Meet Fairyella, the tooth fairy who inspired a line of frozen pops made from organic fruits and veggies. “The pops are real food,” says creator and Benicia mom Kimberli Haris, who sources the produce from Capay Organic and makes the pops using less than five grams of sugar and no added stabilizers, dyes,
Haris named the brand to honor her mother, Martha Haris, who invented the character Fairyella when her daughter was six years old and waiting to lose her first tooth. Throughout her childhood, Kimberli left notes and goodies for Fairyella, and the tooth fairy returned the favors. Haris and her mom also wrote seven stories in rhyme featuring Fairyella and her faithful companion Dragonfly Floyd.
It was in 2009 that Haris began blending vegan juices for her mom, who had been diagnosed with a rare form of breast cancer. Haris credits the nutritious juices with helping her mother live far longer than doctors had predicted. In 2010, when her infant son was teething, Haris experimented with freezing the juices, and by 2014 she was freezing them in bags to make a treat modeled after the popular Otter Pops. Other parents were enthusiastic, and Haris started selling her pops at the Benicia Farmers’ Market, leading to a contact at Whole Foods that resulted in a contract.
With help from her photographer husband, Luke George, Haris makes the pops in four flavors: Orange, Green Monster, Watermelon, and Lavender Lemonade.
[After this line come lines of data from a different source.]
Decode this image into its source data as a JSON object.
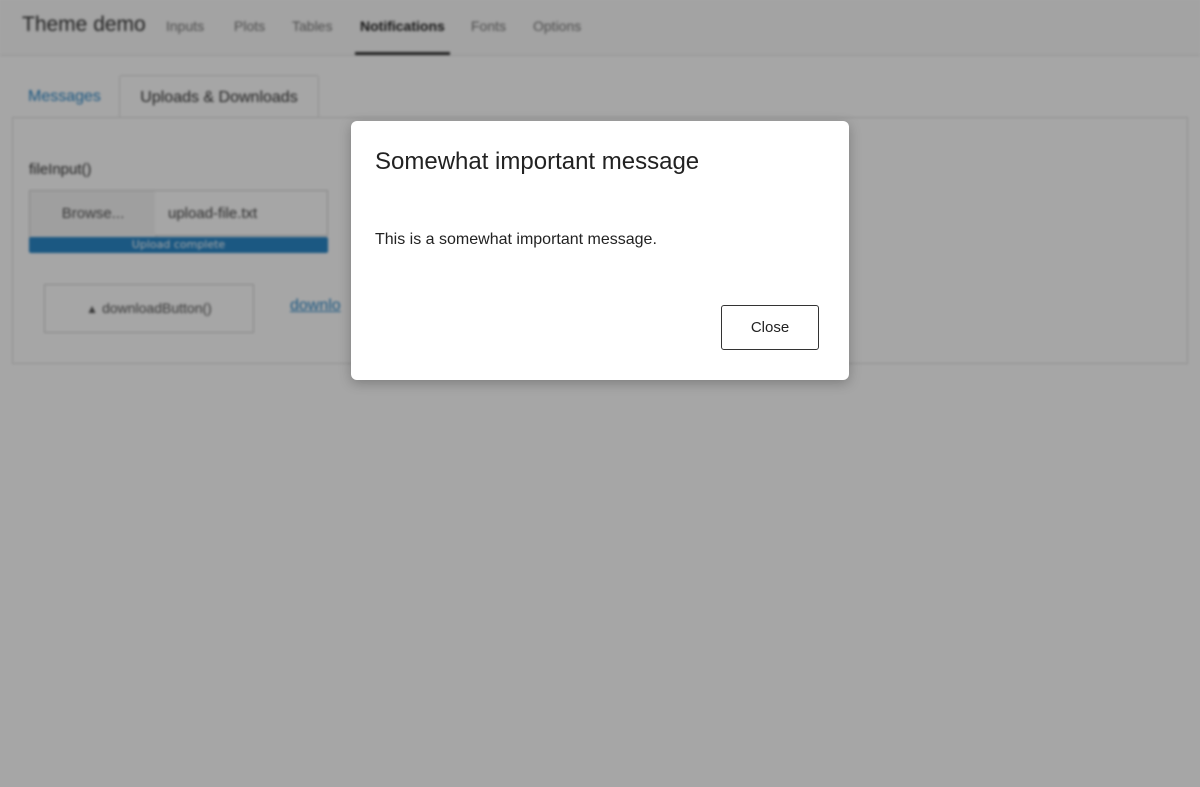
{
  "navbar": {
    "brand": "Theme demo",
    "items": [
      "Inputs",
      "Plots",
      "Tables",
      "Notifications",
      "Fonts",
      "Options"
    ],
    "active": "Notifications"
  },
  "subtabs": {
    "items": [
      "Messages",
      "Uploads & Downloads"
    ],
    "active": "Uploads & Downloads"
  },
  "upload": {
    "label": "fileInput()",
    "browse_label": "Browse...",
    "file_name": "upload-file.txt",
    "progress_text": "Upload complete",
    "progress_fraction": 1.0
  },
  "download": {
    "button_label": "downloadButton()",
    "link_text": "downlo"
  },
  "modal": {
    "title": "Somewhat important message",
    "body": "This is a somewhat important message.",
    "close_label": "Close"
  },
  "colors": {
    "accent": "#2a87c8",
    "backdrop": "rgba(0,0,0,0.35)"
  }
}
They’re Certified Vegan and on the shelves of many Whole Foods Markets, including in Oakland, Walnut Creek, and Berkeley’s Gilman store. After her mom’s death, Haris was able to fulfill her mother’s wish by publishing The Adventures of Fairyella the Tooth Fairy and Dragonfly Floyd. Haris sells the book at the Benicia Farmers’ Market and online.
What’s next for Fairyella? Haris is dreaming big and working to get her pops into local schools and hospitals, where they could replace items like the high-fructose-corn-syrup- and blue-dye-tinged ice pop that hospital staff gave her son when he had his tonsils out. Another wish: upping the ante on nutrition for Mickey Mouse and friends by bringing Fairyella to Disneyland!
Check out fairyellaicepops.com for upcoming demos and more places to buy the pops.
Edible East Bay’s associate editor Rachel Trachten writes about food, cooking, and gardens as tools for education and social change. She takes time out from magazine work for choral singing. View her stories at racheltrachten.contently.com and get in touch at rachel(at)edibleeastbay.com.